The Roosevelt Amnesty was granted to those Filipino patriots who also surrendered after July 1902 but only for a short time period. Within 4 months from the end of the war, on Nov. 12, 1902 the Philippine Commission passed the "Bandolerism Act" into law, ending all eligibility to the Roosevelt amnesty and officially making anyone who had not surrendered a branded 'outlaw' of the Philippine civil government. Regardless if any of these left over Filipino soldiers were in uniform and held a military title in Aguinaldo’s Army, they were no longer labeled 'insurrectos' or recognized revolutionaries fighting for Philippine independence, but now considered hunted criminals. And because they were regarded as law breakers, the duties of hunting outlaws now fell under the responsibility of Taft's Civil Government's newly formed police force, the Philippine Constabulary. By this time, U.S. Volunteer soldiers who fought during the Phil-Am War were mustered out of service and shipped back to the States. Much of the U.S. military force were also sent back to American. The left over U.S. forces stationed in the Philippines were also no longer directly responsible for cleaning up the last of the resistance fighters, they were however reassigned and directed their operations towards pacifying the Visayas regions and the Moros of Mindanao.

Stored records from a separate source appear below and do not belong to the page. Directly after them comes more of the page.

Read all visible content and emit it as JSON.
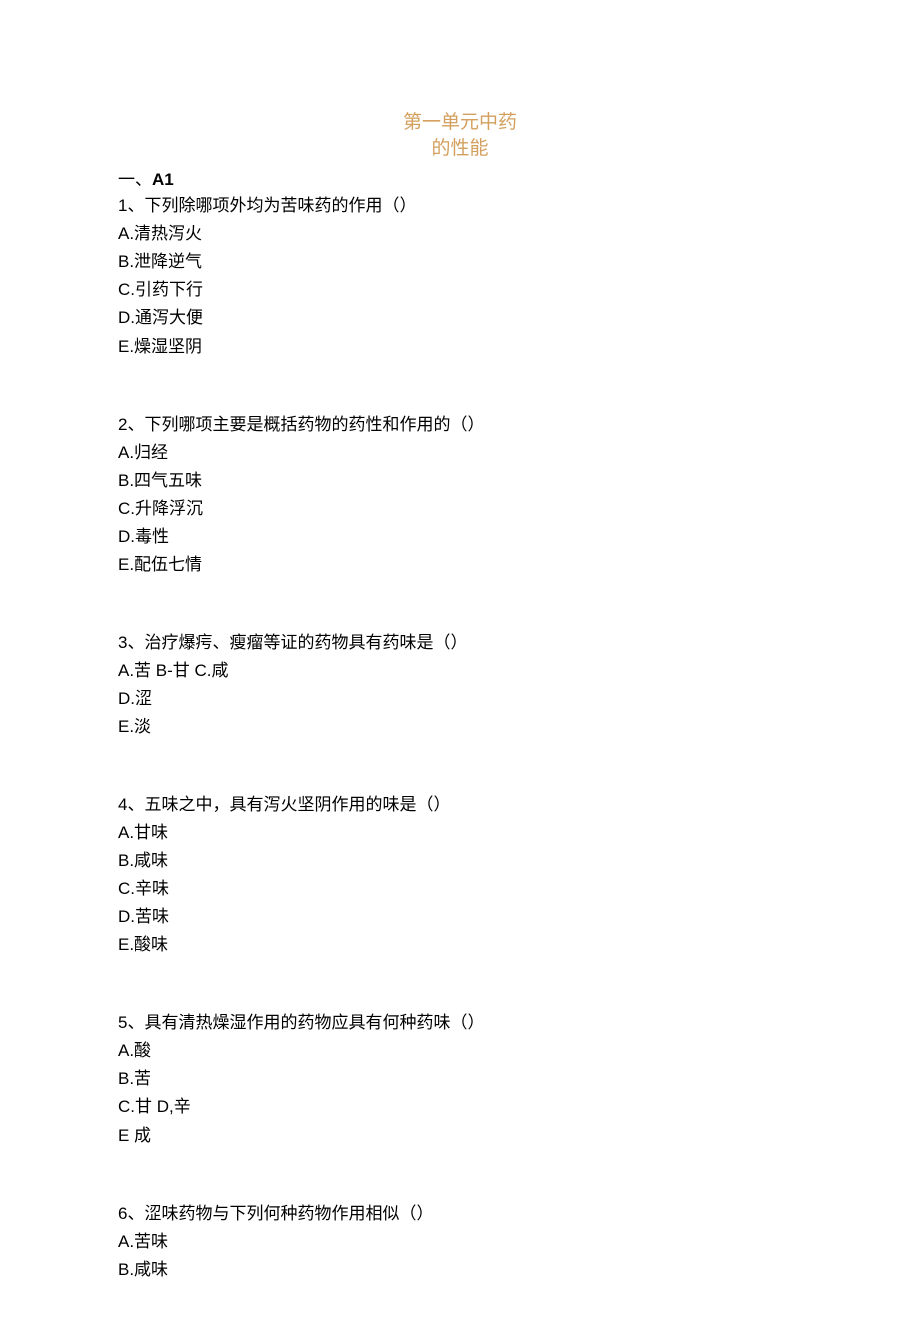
{
  "title_line1": "第一单元中药",
  "title_line2": "的性能",
  "section_label_prefix": "一、",
  "section_label_bold": "A1",
  "questions": [
    {
      "stem": "1、下列除哪项外均为苦味药的作用（）",
      "options": [
        "A.清热泻火",
        "B.泄降逆气",
        "C.引药下行",
        "D.通泻大便",
        "E.燥湿坚阴"
      ]
    },
    {
      "stem": "2、下列哪项主要是概括药物的药性和作用的（）",
      "options": [
        "A.归经",
        "B.四气五味",
        "C.升降浮沉",
        "D.毒性",
        "E.配伍七情"
      ]
    },
    {
      "stem": "3、治疗爆疞、瘦瘤等证的药物具有药味是（）",
      "options": [
        "A.苦 B-甘 C.咸",
        "D.涩",
        "E.淡"
      ]
    },
    {
      "stem": "4、五味之中，具有泻火坚阴作用的味是（）",
      "options": [
        "A.甘味",
        "B.咸味",
        "C.辛味",
        "D.苦味",
        "E.酸味"
      ]
    },
    {
      "stem": "5、具有清热燥湿作用的药物应具有何种药味（）",
      "options": [
        "A.酸",
        "B.苦",
        "C.甘 D,辛",
        "E 成"
      ]
    },
    {
      "stem": "6、涩味药物与下列何种药物作用相似（）",
      "options": [
        "A.苦味",
        "B.咸味"
      ]
    }
  ]
}
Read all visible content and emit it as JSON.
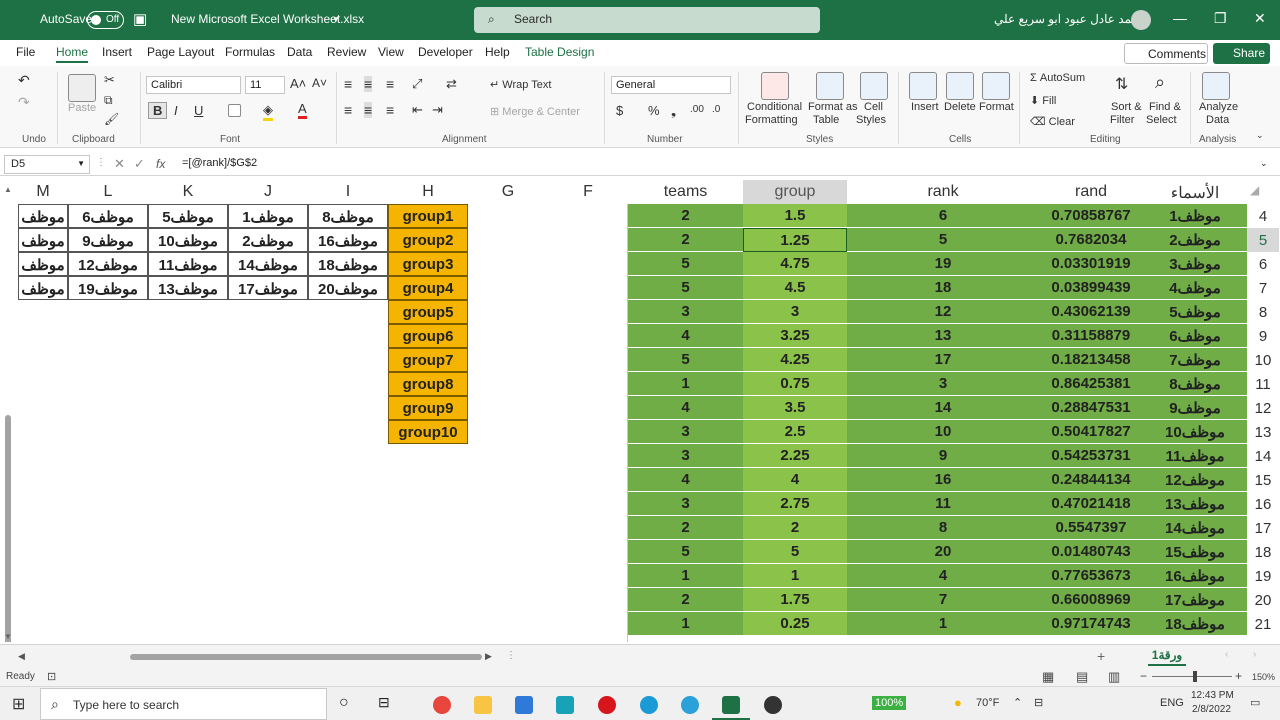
{
  "titlebar": {
    "autosave": "AutoSave",
    "toggle": "Off",
    "filename": "New Microsoft Excel Worksheet.xlsx",
    "search_placeholder": "Search",
    "user": "محمد عادل عبود ابو سريع علي"
  },
  "menu": {
    "file": "File",
    "home": "Home",
    "insert": "Insert",
    "page_layout": "Page Layout",
    "formulas": "Formulas",
    "data": "Data",
    "review": "Review",
    "view": "View",
    "developer": "Developer",
    "help": "Help",
    "table_design": "Table Design",
    "comments": "Comments",
    "share": "Share"
  },
  "ribbon": {
    "undo_label": "Undo",
    "paste": "Paste",
    "clipboard": "Clipboard",
    "font_name": "Calibri",
    "font_size": "11",
    "font": "Font",
    "bold": "B",
    "italic": "I",
    "underline": "U",
    "wrap_text": "Wrap Text",
    "merge_center": "Merge & Center",
    "alignment": "Alignment",
    "number_format": "General",
    "number": "Number",
    "conditional": "Conditional",
    "formatting": "Formatting",
    "format_as": "Format as",
    "table": "Table",
    "cell": "Cell",
    "styles_btn": "Styles",
    "styles": "Styles",
    "insert": "Insert",
    "delete": "Delete",
    "format": "Format",
    "cells": "Cells",
    "autosum": "AutoSum",
    "fill": "Fill",
    "clear": "Clear",
    "sort": "Sort &",
    "filter": "Filter",
    "find": "Find &",
    "select": "Select",
    "editing": "Editing",
    "analyze": "Analyze",
    "data": "Data",
    "analysis": "Analysis"
  },
  "formula_bar": {
    "name_box": "D5",
    "fx": "fx",
    "formula": "=[@rank]/$G$2"
  },
  "columns_left": [
    "M",
    "L",
    "K",
    "J",
    "I",
    "H",
    "G",
    "F"
  ],
  "columns_right": [
    "teams",
    "group",
    "rank",
    "rand",
    "الأسماء"
  ],
  "left_rows": [
    [
      "موظف",
      "موظف6",
      "موظف5",
      "موظف1",
      "موظف8",
      "group1"
    ],
    [
      "موظف",
      "موظف9",
      "موظف10",
      "موظف2",
      "موظف16",
      "group2"
    ],
    [
      "موظف",
      "موظف12",
      "موظف11",
      "موظف14",
      "موظف18",
      "group3"
    ],
    [
      "موظف",
      "موظف19",
      "موظف13",
      "موظف17",
      "موظف20",
      "group4"
    ]
  ],
  "left_groups_extra": [
    "group5",
    "group6",
    "group7",
    "group8",
    "group9",
    "group10"
  ],
  "table_rows": [
    {
      "row": "4",
      "teams": "2",
      "group": "1.5",
      "rank": "6",
      "rand": "0.70858767",
      "name": "موظف1"
    },
    {
      "row": "5",
      "teams": "2",
      "group": "1.25",
      "rank": "5",
      "rand": "0.7682034",
      "name": "موظف2"
    },
    {
      "row": "6",
      "teams": "5",
      "group": "4.75",
      "rank": "19",
      "rand": "0.03301919",
      "name": "موظف3"
    },
    {
      "row": "7",
      "teams": "5",
      "group": "4.5",
      "rank": "18",
      "rand": "0.03899439",
      "name": "موظف4"
    },
    {
      "row": "8",
      "teams": "3",
      "group": "3",
      "rank": "12",
      "rand": "0.43062139",
      "name": "موظف5"
    },
    {
      "row": "9",
      "teams": "4",
      "group": "3.25",
      "rank": "13",
      "rand": "0.31158879",
      "name": "موظف6"
    },
    {
      "row": "10",
      "teams": "5",
      "group": "4.25",
      "rank": "17",
      "rand": "0.18213458",
      "name": "موظف7"
    },
    {
      "row": "11",
      "teams": "1",
      "group": "0.75",
      "rank": "3",
      "rand": "0.86425381",
      "name": "موظف8"
    },
    {
      "row": "12",
      "teams": "4",
      "group": "3.5",
      "rank": "14",
      "rand": "0.28847531",
      "name": "موظف9"
    },
    {
      "row": "13",
      "teams": "3",
      "group": "2.5",
      "rank": "10",
      "rand": "0.50417827",
      "name": "موظف10"
    },
    {
      "row": "14",
      "teams": "3",
      "group": "2.25",
      "rank": "9",
      "rand": "0.54253731",
      "name": "موظف11"
    },
    {
      "row": "15",
      "teams": "4",
      "group": "4",
      "rank": "16",
      "rand": "0.24844134",
      "name": "موظف12"
    },
    {
      "row": "16",
      "teams": "3",
      "group": "2.75",
      "rank": "11",
      "rand": "0.47021418",
      "name": "موظف13"
    },
    {
      "row": "17",
      "teams": "2",
      "group": "2",
      "rank": "8",
      "rand": "0.5547397",
      "name": "موظف14"
    },
    {
      "row": "18",
      "teams": "5",
      "group": "5",
      "rank": "20",
      "rand": "0.01480743",
      "name": "موظف15"
    },
    {
      "row": "19",
      "teams": "1",
      "group": "1",
      "rank": "4",
      "rand": "0.77653673",
      "name": "موظف16"
    },
    {
      "row": "20",
      "teams": "2",
      "group": "1.75",
      "rank": "7",
      "rand": "0.66008969",
      "name": "موظف17"
    },
    {
      "row": "21",
      "teams": "1",
      "group": "0.25",
      "rank": "1",
      "rand": "0.97174743",
      "name": "موظف18"
    }
  ],
  "sheet_tab": "ورقة1",
  "status": {
    "ready": "Ready",
    "zoom": "150%"
  },
  "taskbar": {
    "search": "Type here to search",
    "battery": "100%",
    "weather": "70°F",
    "lang": "ENG",
    "time": "12:43 PM",
    "date": "2/8/2022"
  },
  "colors": {
    "excel_green": "#1e7145",
    "table_green": "#70ad47",
    "group_green": "#8bc34a",
    "group_yellow": "#f4b400"
  }
}
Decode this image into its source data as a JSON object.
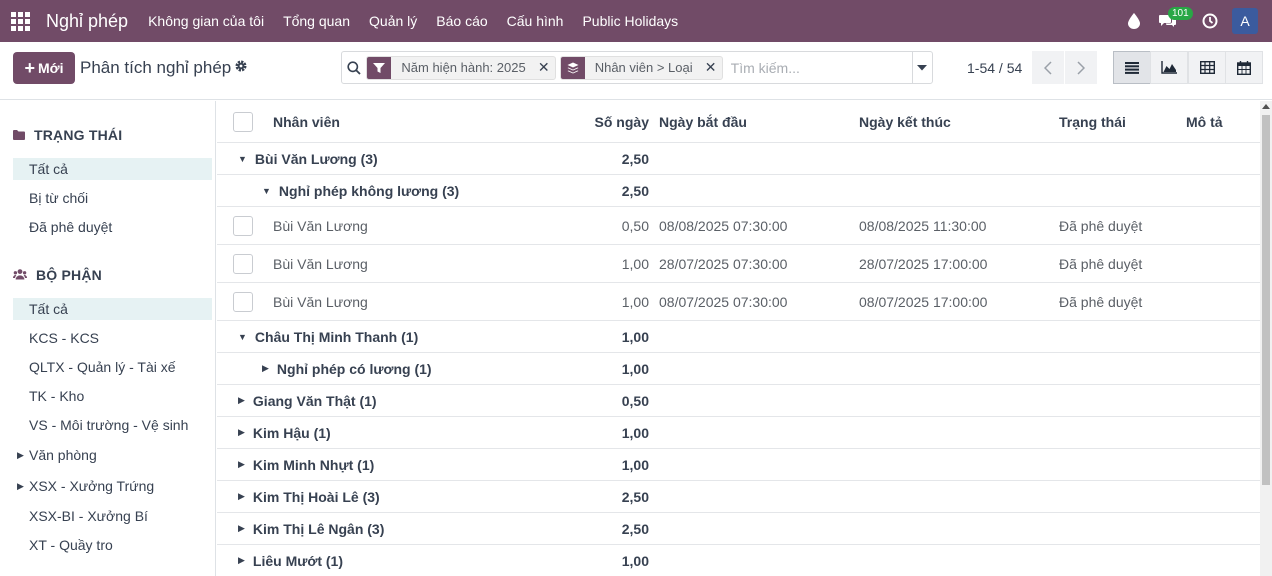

The Establishment of the Republika ng Katagalugan Government
On May 6, 1903 Macario Sakay issues out his first manifesto establishing the Republika ng Katagalugan Government on Mount San Cristobal in Laguna province. The manifesto Sakay under signs, "Ang Presidente Supremo". The codes of the new government would follow closely the laws and regulations set forth by Bonifacio and Jacinto's ‘Kartilya ng Katipunan’. This was indeed regarded as return and resurrection of Bonifacio's old Katipunan. It should be noted, at this time the term ‘Filipinos’ in reference to all natives living in the Philippines was defined under the early U.S. colonial rule. While ‘Katagalugan’ originally meant the Tagalog people and their region, in truth ‘Katagalugan’ was now redefined to reference the new name and nation for all natives of the islands whom previously had no identity and went by ‘Indios’. Before the death of Bonifacio his official seal read "Kataastaasang Kapulungan ng Haring-Bayang Katagalugan", leading several scholars to believe Bonifacio had already established his own official revolutionary government prior to the 1897 Tejeros Convention. Sakay's government had its own flag similar to that of Bonifacio; a red field, multi-rayed sun, and the Babaybayin 'Ka' in the middle of the sun. Where Aguinaldo made 'Marcha Nacional Magdalo' the national anthem; Sakay on the other hand chose 'Marangal na Dalit ng Katagalugan', the song Bonifacio commissioned Julio Nakpil to compose in 1896 as the national anthem. Nearly all work Sakay used to build his new government directly paralleled the original Katipunan. The Republika ng Katagalugan would also drafted their own constitution with signatures from 90 members. Almost certainly, Sakay establishing Republika ng Katagalugan was in order to revive the old Katipunan and continue Bonifacio's legacy.